|26333||2008||11 صفحه PDF||سفارش دهید||محاسبه نشده|
Publisher : Elsevier - Science Direct (الزویر - ساینس دایرکت)
Journal : European Economic Review, Volume 52, Issue 3, April 2008, Pages 487–497
An important stylized fact to emerge from VAR estimates is that exogenous monetary policy shocks (also labelled unsystematic monetary policy) have a delayed, persistent, hump-shaped effect on inflation. I argue that this empirical pattern is fragile. In particular, it disappears when one examines periods without large shifts in the level of inflation (such as 1984–2005). An important consequence is that the hump-shaped VAR estimated response of inflation is not appropriate to fit stylized models of the response of inflation around a stable steady state inflation level.
One of the most widely accepted stylized facts of monetary economics is that US inflation has a hump-shaped response to exogenous monetary policy shocks. For instance, Christiano et al. (2005, pp. 5–8) state, “after an expansionary monetary policy shock […][…] inflation responds in a hump-shaped fashion peaking after about two years.” Likewise Mankiw (2001) writes, “According to the consensus view among central bankers and monetary economists, a contractionary monetary shock raises unemployment, at least temporarily, and leads to a delayed and gradual fall in inflation.” This stylized fact is supported by a series of robustness checks along several dimensions, though all within the VAR framework, reported in the second chapter of the 1999 Handbook of Macroeconomics: “Monetary Policy Shocks, What have we learned and to what end?” (also by Christiano et al., 1999a; thereafter CEE-99a) and in many contributions reviewed therein.
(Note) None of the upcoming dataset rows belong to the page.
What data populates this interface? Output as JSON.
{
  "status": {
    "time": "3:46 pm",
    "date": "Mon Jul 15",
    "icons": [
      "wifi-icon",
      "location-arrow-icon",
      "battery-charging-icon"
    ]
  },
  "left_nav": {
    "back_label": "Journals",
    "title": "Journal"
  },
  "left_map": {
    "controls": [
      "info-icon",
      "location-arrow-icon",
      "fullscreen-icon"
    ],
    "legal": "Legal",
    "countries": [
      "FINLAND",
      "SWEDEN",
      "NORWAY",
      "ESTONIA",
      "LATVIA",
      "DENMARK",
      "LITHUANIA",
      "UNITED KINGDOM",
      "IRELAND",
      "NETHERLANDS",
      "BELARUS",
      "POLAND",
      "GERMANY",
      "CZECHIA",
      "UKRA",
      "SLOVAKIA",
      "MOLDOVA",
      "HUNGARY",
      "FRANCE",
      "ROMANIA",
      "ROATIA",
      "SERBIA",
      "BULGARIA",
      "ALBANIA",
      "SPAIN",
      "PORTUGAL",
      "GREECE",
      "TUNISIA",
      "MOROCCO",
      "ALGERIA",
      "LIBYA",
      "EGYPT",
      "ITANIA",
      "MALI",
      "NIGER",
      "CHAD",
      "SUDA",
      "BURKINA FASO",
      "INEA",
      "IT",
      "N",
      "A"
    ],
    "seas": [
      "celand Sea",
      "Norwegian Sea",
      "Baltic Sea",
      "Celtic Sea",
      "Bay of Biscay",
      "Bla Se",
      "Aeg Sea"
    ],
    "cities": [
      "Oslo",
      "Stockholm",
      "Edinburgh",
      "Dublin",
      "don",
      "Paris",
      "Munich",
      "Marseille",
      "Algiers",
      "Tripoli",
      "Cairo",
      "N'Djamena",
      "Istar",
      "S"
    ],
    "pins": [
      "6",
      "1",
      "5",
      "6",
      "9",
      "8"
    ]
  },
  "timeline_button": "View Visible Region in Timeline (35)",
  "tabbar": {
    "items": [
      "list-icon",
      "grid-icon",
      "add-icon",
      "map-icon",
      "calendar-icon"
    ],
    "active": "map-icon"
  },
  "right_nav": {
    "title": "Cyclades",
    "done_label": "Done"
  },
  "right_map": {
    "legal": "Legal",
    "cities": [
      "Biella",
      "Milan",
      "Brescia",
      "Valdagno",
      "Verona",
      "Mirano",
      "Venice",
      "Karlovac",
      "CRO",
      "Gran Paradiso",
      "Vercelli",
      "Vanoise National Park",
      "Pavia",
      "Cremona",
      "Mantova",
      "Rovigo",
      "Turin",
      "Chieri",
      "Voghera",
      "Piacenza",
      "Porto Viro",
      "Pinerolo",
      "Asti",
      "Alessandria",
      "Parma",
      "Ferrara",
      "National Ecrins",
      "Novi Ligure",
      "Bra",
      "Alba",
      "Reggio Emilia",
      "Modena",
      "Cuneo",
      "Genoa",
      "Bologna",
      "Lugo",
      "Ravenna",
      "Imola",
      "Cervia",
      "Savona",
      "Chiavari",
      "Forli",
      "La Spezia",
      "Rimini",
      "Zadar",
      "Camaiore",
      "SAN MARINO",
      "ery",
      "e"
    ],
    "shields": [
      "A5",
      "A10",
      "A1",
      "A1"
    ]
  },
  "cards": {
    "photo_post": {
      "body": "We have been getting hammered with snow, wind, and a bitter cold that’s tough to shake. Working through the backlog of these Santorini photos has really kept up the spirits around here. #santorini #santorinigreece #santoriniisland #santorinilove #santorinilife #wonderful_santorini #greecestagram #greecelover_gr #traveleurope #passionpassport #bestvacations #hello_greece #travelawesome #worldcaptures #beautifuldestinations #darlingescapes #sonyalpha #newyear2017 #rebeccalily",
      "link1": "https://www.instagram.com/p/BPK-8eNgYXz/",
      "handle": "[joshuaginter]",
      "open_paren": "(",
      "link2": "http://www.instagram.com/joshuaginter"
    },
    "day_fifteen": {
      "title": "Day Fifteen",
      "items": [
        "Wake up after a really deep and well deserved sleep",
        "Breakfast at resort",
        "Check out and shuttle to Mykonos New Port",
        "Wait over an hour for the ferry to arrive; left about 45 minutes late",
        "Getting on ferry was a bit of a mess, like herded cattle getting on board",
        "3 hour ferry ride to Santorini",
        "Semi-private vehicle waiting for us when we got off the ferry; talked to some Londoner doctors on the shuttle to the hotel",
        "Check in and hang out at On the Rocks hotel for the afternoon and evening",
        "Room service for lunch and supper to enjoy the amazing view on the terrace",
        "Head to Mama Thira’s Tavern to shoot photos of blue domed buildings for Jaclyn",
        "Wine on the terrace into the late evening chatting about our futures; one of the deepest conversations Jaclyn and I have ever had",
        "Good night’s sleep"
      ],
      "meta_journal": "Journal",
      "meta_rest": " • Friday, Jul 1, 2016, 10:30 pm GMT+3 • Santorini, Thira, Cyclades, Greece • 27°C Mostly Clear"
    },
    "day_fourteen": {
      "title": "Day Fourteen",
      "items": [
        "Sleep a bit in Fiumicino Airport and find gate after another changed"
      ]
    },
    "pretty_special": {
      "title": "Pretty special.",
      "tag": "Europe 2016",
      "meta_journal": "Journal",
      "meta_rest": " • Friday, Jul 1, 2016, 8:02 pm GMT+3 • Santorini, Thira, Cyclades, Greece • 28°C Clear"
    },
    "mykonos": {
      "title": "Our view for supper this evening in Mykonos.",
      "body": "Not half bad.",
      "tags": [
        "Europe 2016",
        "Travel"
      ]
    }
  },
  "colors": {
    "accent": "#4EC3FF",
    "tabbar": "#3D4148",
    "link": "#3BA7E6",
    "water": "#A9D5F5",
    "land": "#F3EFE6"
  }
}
However, this VAR based characterization of the effects of unsystematic monetary policy1 on inflation is very sensitive to the choice of the sample period. In particular, if one considers the last twenty years, VAR estimated monetary policy shocks have no effect on inflation nor the price level. The hump-shaped response of inflation is obtained only if either the building up or the collapse of the 1970 Great Inflation is included in the samples over which the VAR is estimated. One important implication is that models that are consistent with the evidence estimated over long sample periods may be mixing up the response of inflation to monetary policy shocks in periods of large adjustments of inflation, such as the so-called Volker disinflation, and periods when the mean of inflation is stable, e.g. from 1984 to 2005. There is therefore a risk that these models provide a poor approximation of inflation dynamics for both periods of large adjustments and periods when the mean of inflation is stable. The paper proceeds as follows. Section 2 reviews the literature on VAR identifications of US monetary policy shocks. Section 3 focuses on the changes in the inflation impulse responses estimated on the 1984–2005 sample period relative to the ones obtained for the 1960–2005 period. Section 4 concludes.
نتیجه گیری انگلیسی
This paper shows that the hump-shaped response of US inflation, which is obtained with VAR based identification and widely considered a stepping stone for the development of structural models, is not robust. In particular, the post 1984 experience is one where VAR estimated money supply shocks have no significant effect on inflation and the response of the price level is flat. This change in the response of inflation points to time variation in the effects of monetary policy. Outside periods of large and persistent adjustments, the VAR based measures of non-systematic monetary policy do not affect inflation. While this result may simply reflect some limitations of the VAR methodology, it nevertheless establishes a new benchmark stylized fact for the calibration of macroeconometric models of the US business cycle.